Start of THE DATA
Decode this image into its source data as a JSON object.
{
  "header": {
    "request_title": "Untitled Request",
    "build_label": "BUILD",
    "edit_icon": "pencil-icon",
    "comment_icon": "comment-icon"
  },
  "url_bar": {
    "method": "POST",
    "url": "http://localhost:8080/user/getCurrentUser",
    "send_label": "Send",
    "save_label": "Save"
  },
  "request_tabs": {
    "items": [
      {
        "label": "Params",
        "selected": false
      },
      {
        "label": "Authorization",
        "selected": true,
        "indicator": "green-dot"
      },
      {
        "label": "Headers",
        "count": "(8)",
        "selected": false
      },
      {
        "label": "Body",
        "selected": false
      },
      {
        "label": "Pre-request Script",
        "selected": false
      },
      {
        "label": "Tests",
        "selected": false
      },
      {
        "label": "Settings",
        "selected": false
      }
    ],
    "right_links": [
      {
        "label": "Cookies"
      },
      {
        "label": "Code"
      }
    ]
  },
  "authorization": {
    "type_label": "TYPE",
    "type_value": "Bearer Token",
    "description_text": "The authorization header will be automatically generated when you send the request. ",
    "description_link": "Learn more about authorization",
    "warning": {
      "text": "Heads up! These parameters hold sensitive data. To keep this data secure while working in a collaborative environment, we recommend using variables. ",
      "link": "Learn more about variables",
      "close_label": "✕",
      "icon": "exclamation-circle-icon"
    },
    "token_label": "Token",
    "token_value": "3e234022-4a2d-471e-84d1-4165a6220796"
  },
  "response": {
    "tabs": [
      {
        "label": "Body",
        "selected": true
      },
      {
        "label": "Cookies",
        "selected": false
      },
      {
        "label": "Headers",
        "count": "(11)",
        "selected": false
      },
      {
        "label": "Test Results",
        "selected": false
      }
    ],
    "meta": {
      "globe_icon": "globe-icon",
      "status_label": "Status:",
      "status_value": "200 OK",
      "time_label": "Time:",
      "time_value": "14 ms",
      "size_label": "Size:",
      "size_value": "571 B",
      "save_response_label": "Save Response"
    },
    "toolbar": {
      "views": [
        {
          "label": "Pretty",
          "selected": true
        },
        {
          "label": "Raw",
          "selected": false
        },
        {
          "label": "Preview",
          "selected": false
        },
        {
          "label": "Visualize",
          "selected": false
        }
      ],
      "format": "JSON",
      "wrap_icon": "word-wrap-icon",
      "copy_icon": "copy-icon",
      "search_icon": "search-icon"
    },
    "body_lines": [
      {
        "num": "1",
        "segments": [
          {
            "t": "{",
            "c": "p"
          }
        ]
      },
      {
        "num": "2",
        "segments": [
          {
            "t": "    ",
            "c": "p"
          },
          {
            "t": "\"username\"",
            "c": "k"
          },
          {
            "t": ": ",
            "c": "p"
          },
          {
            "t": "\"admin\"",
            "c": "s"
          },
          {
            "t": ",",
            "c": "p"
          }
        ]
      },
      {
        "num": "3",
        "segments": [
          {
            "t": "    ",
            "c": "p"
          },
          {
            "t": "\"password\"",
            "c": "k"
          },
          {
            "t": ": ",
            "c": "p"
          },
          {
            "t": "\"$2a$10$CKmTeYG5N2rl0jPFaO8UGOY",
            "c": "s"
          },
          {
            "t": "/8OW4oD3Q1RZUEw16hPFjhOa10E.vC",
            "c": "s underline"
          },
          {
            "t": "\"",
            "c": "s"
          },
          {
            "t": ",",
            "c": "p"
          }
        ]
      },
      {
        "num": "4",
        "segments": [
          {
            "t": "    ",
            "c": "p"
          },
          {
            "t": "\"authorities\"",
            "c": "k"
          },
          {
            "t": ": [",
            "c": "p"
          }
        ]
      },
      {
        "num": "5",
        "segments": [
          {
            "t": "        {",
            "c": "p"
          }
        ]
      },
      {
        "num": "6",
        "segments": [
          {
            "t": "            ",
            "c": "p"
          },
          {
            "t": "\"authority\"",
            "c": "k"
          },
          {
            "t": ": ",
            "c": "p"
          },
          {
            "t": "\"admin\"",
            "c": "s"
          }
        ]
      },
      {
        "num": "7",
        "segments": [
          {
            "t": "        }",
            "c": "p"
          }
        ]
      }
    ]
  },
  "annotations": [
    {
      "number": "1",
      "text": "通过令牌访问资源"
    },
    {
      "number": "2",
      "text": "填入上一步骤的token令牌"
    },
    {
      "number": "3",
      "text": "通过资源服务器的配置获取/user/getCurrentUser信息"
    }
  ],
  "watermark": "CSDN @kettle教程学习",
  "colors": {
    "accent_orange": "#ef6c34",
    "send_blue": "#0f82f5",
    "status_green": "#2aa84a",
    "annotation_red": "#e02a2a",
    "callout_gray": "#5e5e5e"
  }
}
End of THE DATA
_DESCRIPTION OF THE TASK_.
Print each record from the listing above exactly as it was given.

_YOUR RESPONSE_.
Decode this image into its source data as a JSON object.
{
  "header": {
    "request_title": "Untitled Request",
    "build_label": "BUILD",
    "edit_icon": "pencil-icon",
    "comment_icon": "comment-icon"
  },
  "url_bar": {
    "method": "POST",
    "url": "http://localhost:8080/user/getCurrentUser",
    "send_label": "Send",
    "save_label": "Save"
  },
  "request_tabs": {
    "items": [
      {
        "label": "Params",
        "selected": false
      },
      {
        "label": "Authorization",
        "selected": true,
        "indicator": "green-dot"
      },
      {
        "label": "Headers",
        "count": "(8)",
        "selected": false
      },
      {
        "label": "Body",
        "selected": false
      },
      {
        "label": "Pre-request Script",
        "selected": false
      },
      {
        "label": "Tests",
        "selected": false
      },
      {
        "label": "Settings",
        "selected": false
      }
    ],
    "right_links": [
      {
        "label": "Cookies"
      },
      {
        "label": "Code"
      }
    ]
  },
  "authorization": {
    "type_label": "TYPE",
    "type_value": "Bearer Token",
    "description_text": "The authorization header will be automatically generated when you send the request. ",
    "description_link": "Learn more about authorization",
    "warning": {
      "text": "Heads up! These parameters hold sensitive data. To keep this data secure while working in a collaborative environment, we recommend using variables. ",
      "link": "Learn more about variables",
      "close_label": "✕",
      "icon": "exclamation-circle-icon"
    },
    "token_label": "Token",
    "token_value": "3e234022-4a2d-471e-84d1-4165a6220796"
  },
  "response": {
    "tabs": [
      {
        "label": "Body",
        "selected": true
      },
      {
        "label": "Cookies",
        "selected": false
      },
      {
        "label": "Headers",
        "count": "(11)",
        "selected": false
      },
      {
        "label": "Test Results",
        "selected": false
      }
    ],
    "meta": {
      "globe_icon": "globe-icon",
      "status_label": "Status:",
      "status_value": "200 OK",
      "time_label": "Time:",
      "time_value": "14 ms",
      "size_label": "Size:",
      "size_value": "571 B",
      "save_response_label": "Save Response"
    },
    "toolbar": {
      "views": [
        {
          "label": "Pretty",
          "selected": true
        },
        {
          "label": "Raw",
          "selected": false
        },
        {
          "label": "Preview",
          "selected": false
        },
        {
          "label": "Visualize",
          "selected": false
        }
      ],
      "format": "JSON",
      "wrap_icon": "word-wrap-icon",
      "copy_icon": "copy-icon",
      "search_icon": "search-icon"
    },
    "body_lines": [
      {
        "num": "1",
        "segments": [
          {
            "t": "{",
            "c": "p"
          }
        ]
      },
      {
        "num": "2",
        "segments": [
          {
            "t": "    ",
            "c": "p"
          },
          {
            "t": "\"username\"",
            "c": "k"
          },
          {
            "t": ": ",
            "c": "p"
          },
          {
            "t": "\"admin\"",
            "c": "s"
          },
          {
            "t": ",",
            "c": "p"
          }
        ]
      },
      {
        "num": "3",
        "segments": [
          {
            "t": "    ",
            "c": "p"
          },
          {
            "t": "\"password\"",
            "c": "k"
          },
          {
            "t": ": ",
            "c": "p"
          },
          {
            "t": "\"$2a$10$CKmTeYG5N2rl0jPFaO8UGOY",
            "c": "s"
          },
          {
            "t": "/8OW4oD3Q1RZUEw16hPFjhOa10E.vC",
            "c": "s underline"
          },
          {
            "t": "\"",
            "c": "s"
          },
          {
            "t": ",",
            "c": "p"
          }
        ]
      },
      {
        "num": "4",
        "segments": [
          {
            "t": "    ",
            "c": "p"
          },
          {
            "t": "\"authorities\"",
            "c": "k"
          },
          {
            "t": ": [",
            "c": "p"
          }
        ]
      },
      {
        "num": "5",
        "segments": [
          {
            "t": "        {",
            "c": "p"
          }
        ]
      },
      {
        "num": "6",
        "segments": [
          {
            "t": "            ",
            "c": "p"
          },
          {
            "t": "\"authority\"",
            "c": "k"
          },
          {
            "t": ": ",
            "c": "p"
          },
          {
            "t": "\"admin\"",
            "c": "s"
          }
        ]
      },
      {
        "num": "7",
        "segments": [
          {
            "t": "        }",
            "c": "p"
          }
        ]
      }
    ]
  },
  "annotations": [
    {
      "number": "1",
      "text": "通过令牌访问资源"
    },
    {
      "number": "2",
      "text": "填入上一步骤的token令牌"
    },
    {
      "number": "3",
      "text": "通过资源服务器的配置获取/user/getCurrentUser信息"
    }
  ],
  "watermark": "CSDN @kettle教程学习",
  "colors": {
    "accent_orange": "#ef6c34",
    "send_blue": "#0f82f5",
    "status_green": "#2aa84a",
    "annotation_red": "#e02a2a",
    "callout_gray": "#5e5e5e"
  }
}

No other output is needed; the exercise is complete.